_Problem description_
Print the whole listing, character for character.

_Records to use_

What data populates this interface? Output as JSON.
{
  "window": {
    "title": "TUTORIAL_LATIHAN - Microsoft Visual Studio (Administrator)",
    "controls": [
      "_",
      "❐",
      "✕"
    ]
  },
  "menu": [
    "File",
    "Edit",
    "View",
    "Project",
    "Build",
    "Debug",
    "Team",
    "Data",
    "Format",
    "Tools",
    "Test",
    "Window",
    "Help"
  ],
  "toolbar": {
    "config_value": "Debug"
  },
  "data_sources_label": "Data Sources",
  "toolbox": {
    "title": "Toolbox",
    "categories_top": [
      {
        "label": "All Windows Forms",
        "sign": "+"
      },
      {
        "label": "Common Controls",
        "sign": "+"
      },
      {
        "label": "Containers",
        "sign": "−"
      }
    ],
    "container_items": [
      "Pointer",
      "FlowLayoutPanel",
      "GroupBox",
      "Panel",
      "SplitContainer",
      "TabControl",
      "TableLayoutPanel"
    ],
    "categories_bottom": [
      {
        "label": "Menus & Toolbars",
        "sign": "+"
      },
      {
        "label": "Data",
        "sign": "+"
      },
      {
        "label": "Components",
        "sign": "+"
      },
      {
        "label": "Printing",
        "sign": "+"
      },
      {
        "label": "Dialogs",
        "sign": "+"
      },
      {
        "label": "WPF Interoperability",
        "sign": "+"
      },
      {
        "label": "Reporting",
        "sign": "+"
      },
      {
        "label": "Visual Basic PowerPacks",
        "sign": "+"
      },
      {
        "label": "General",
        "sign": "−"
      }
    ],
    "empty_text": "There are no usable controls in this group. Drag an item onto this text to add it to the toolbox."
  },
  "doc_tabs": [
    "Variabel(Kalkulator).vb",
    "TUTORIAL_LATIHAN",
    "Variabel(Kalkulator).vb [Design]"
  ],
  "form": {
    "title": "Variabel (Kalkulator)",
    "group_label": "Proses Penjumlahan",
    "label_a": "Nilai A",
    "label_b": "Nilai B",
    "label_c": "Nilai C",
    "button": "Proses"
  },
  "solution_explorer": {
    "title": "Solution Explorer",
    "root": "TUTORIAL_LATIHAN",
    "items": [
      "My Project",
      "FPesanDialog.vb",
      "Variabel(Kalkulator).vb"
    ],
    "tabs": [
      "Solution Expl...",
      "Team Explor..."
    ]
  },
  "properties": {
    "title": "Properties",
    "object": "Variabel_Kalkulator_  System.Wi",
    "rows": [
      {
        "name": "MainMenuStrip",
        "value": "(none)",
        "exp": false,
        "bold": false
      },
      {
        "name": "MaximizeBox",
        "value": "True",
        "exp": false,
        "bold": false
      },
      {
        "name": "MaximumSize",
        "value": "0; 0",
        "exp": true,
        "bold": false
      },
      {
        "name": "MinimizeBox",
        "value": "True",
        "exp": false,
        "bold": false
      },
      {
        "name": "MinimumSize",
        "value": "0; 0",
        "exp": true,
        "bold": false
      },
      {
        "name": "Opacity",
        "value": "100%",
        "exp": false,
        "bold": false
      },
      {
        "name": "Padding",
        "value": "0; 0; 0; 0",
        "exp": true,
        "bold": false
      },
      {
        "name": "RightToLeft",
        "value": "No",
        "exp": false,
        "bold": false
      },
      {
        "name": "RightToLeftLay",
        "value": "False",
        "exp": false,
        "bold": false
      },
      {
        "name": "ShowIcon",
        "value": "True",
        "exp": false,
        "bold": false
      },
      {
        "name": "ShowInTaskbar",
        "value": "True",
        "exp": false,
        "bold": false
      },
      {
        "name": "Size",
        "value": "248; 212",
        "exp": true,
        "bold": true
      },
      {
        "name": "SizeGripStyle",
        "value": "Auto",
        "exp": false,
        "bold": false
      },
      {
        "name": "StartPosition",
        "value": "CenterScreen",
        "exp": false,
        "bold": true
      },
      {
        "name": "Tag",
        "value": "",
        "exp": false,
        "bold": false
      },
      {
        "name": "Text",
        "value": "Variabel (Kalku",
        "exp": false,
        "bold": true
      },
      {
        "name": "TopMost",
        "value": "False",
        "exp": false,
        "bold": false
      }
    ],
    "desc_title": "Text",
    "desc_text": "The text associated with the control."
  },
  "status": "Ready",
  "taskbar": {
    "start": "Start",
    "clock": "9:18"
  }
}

_Written solution_
What data populates this interface? Output as JSON.
{
  "window": {
    "title": "TUTORIAL_LATIHAN - Microsoft Visual Studio (Administrator)",
    "controls": [
      "_",
      "❐",
      "✕"
    ]
  },
  "menu": [
    "File",
    "Edit",
    "View",
    "Project",
    "Build",
    "Debug",
    "Team",
    "Data",
    "Format",
    "Tools",
    "Test",
    "Window",
    "Help"
  ],
  "toolbar": {
    "config_value": "Debug"
  },
  "data_sources_label": "Data Sources",
  "toolbox": {
    "title": "Toolbox",
    "categories_top": [
      {
        "label": "All Windows Forms",
        "sign": "+"
      },
      {
        "label": "Common Controls",
        "sign": "+"
      },
      {
        "label": "Containers",
        "sign": "−"
      }
    ],
    "container_items": [
      "Pointer",
      "FlowLayoutPanel",
      "GroupBox",
      "Panel",
      "SplitContainer",
      "TabControl",
      "TableLayoutPanel"
    ],
    "categories_bottom": [
      {
        "label": "Menus & Toolbars",
        "sign": "+"
      },
      {
        "label": "Data",
        "sign": "+"
      },
      {
        "label": "Components",
        "sign": "+"
      },
      {
        "label": "Printing",
        "sign": "+"
      },
      {
        "label": "Dialogs",
        "sign": "+"
      },
      {
        "label": "WPF Interoperability",
        "sign": "+"
      },
      {
        "label": "Reporting",
        "sign": "+"
      },
      {
        "label": "Visual Basic PowerPacks",
        "sign": "+"
      },
      {
        "label": "General",
        "sign": "−"
      }
    ],
    "empty_text": "There are no usable controls in this group. Drag an item onto this text to add it to the toolbox."
  },
  "doc_tabs": [
    "Variabel(Kalkulator).vb",
    "TUTORIAL_LATIHAN",
    "Variabel(Kalkulator).vb [Design]"
  ],
  "form": {
    "title": "Variabel (Kalkulator)",
    "group_label": "Proses Penjumlahan",
    "label_a": "Nilai A",
    "label_b": "Nilai B",
    "label_c": "Nilai C",
    "button": "Proses"
  },
  "solution_explorer": {
    "title": "Solution Explorer",
    "root": "TUTORIAL_LATIHAN",
    "items": [
      "My Project",
      "FPesanDialog.vb",
      "Variabel(Kalkulator).vb"
    ],
    "tabs": [
      "Solution Expl...",
      "Team Explor..."
    ]
  },
  "properties": {
    "title": "Properties",
    "object": "Variabel_Kalkulator_  System.Wi",
    "rows": [
      {
        "name": "MainMenuStrip",
        "value": "(none)",
        "exp": false,
        "bold": false
      },
      {
        "name": "MaximizeBox",
        "value": "True",
        "exp": false,
        "bold": false
      },
      {
        "name": "MaximumSize",
        "value": "0; 0",
        "exp": true,
        "bold": false
      },
      {
        "name": "MinimizeBox",
        "value": "True",
        "exp": false,
        "bold": false
      },
      {
        "name": "MinimumSize",
        "value": "0; 0",
        "exp": true,
        "bold": false
      },
      {
        "name": "Opacity",
        "value": "100%",
        "exp": false,
        "bold": false
      },
      {
        "name": "Padding",
        "value": "0; 0; 0; 0",
        "exp": true,
        "bold": false
      },
      {
        "name": "RightToLeft",
        "value": "No",
        "exp": false,
        "bold": false
      },
      {
        "name": "RightToLeftLay",
        "value": "False",
        "exp": false,
        "bold": false
      },
      {
        "name": "ShowIcon",
        "value": "True",
        "exp": false,
        "bold": false
      },
      {
        "name": "ShowInTaskbar",
        "value": "True",
        "exp": false,
        "bold": false
      },
      {
        "name": "Size",
        "value": "248; 212",
        "exp": true,
        "bold": true
      },
      {
        "name": "SizeGripStyle",
        "value": "Auto",
        "exp": false,
        "bold": false
      },
      {
        "name": "StartPosition",
        "value": "CenterScreen",
        "exp": false,
        "bold": true
      },
      {
        "name": "Tag",
        "value": "",
        "exp": false,
        "bold": false
      },
      {
        "name": "Text",
        "value": "Variabel (Kalku",
        "exp": false,
        "bold": true
      },
      {
        "name": "TopMost",
        "value": "False",
        "exp": false,
        "bold": false
      }
    ],
    "desc_title": "Text",
    "desc_text": "The text associated with the control."
  },
  "status": "Ready",
  "taskbar": {
    "start": "Start",
    "clock": "9:18"
  }
}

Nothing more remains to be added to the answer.